Although the overall amount of the major snRNPs in the same cells is not reduced, the strong deficiency in their rate of accumulation could be detrimental to cells in several ways. For dividing cells, biosynthetic capacity, such as the overall translation rate, has been linked to the control of cell growth and division (17
). Similarly, the slower rate of snRNP accumulation could cause a delay in cell cycle progression. This is indeed the case for S5 cells where the growth rate slows down proportionally to the reduction in SMN (45

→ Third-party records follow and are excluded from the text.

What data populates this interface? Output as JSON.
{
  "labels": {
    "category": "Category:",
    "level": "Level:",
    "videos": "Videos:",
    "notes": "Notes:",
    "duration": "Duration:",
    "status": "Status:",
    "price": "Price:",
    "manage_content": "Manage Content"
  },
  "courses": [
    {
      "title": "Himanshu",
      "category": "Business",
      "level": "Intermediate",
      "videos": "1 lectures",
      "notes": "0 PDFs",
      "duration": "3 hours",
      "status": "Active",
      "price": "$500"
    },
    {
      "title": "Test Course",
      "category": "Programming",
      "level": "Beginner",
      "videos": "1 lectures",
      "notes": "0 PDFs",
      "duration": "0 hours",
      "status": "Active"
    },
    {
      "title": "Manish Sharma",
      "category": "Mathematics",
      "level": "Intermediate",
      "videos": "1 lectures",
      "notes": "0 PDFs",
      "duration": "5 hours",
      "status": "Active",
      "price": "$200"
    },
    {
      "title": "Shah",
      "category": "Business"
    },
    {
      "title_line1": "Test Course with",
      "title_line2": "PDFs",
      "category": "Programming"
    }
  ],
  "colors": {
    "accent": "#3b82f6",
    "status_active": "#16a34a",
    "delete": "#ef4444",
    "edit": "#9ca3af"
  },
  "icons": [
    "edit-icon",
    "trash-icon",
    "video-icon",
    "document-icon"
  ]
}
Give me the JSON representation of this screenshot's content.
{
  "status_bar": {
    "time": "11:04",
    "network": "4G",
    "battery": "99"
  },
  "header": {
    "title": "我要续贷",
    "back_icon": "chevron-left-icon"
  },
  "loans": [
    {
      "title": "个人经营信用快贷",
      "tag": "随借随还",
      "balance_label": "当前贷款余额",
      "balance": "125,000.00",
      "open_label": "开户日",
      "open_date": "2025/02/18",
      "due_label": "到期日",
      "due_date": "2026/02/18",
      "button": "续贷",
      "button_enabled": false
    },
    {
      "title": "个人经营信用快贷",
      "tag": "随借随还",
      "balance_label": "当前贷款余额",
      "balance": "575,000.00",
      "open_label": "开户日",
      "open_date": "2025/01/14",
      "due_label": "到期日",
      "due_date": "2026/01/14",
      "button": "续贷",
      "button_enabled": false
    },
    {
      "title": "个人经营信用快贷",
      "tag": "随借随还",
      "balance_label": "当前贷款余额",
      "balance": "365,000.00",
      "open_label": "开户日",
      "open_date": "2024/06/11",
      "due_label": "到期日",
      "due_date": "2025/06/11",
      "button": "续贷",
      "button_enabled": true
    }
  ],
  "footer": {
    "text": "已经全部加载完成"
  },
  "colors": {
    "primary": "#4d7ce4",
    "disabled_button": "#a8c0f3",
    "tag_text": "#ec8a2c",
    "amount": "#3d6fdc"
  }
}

). In nondividing cells, such as motor neurons, an unmet demand for timely snRNP production at a particular point in the growth and development of the cell could have severe consequences for the cell. It could lead to a deficit in functions that depend on an adequate amount of the major snRNPs (e.g., a general decrease in pre-mRNA splicing or an altered processing pattern of pre-mRNAs that are required by that cell), or to a deficit in a specific snRNP (e.g., an RNA of a lower abundance or one that has a lower affinity for the SMN complex). It is also possible that reduced amounts of the SMN complex result in some loss of the regulation of Sm core assembly, leading to loss of fidelity of Sm core assembly, such that Sm cores assemble on RNAs that are not supposed to receive them. This could be harmful to cells, as it may interfere with the normal functions of these RNAs or cause them to aggregate. We note that the experiments we carried out here examined only the formation of the major snRNPs, and it is therefore possible that the formation of minor snRNPs, motor neuron-specific snRNPs, or other RNAs that require the SMN complex for RNP assembly is strongly affected by the reduction in SMN.
The method we describe here is sensitive, quantitative, easy to set up, and readily suitable for laboratory automation. Unlike the methods commonly used so far, such as RNP gel shift and anti-Sm immunoprecipitation followed by gel electrophoresis, this assay does not require radioactive labeling of the RNAs, nor does it require gel electrophoresis. The biotinylated RNA substrates used for the assay can be prepared ahead of time and stored for many months, allowing off-the-shelf and long-term use. The assay should facilitate detailed studies of the mechanisms of action of the SMN complex and on the process of Sm core assembly. Combined with other approaches, such as RNA interference to systematically reduce protein expression, it should now be possible to determine the roles of the individual Gemins and other components of interest in the assembly reaction. The assay can also be used on extracts from patient cells. The sensitivity of the assay and its colinearity with the amount of SMN make it suitable as an additional measure for the characterization of SMA and as a means to identify potential modifiers, both genetic and pharmacological, of the disease phenotype.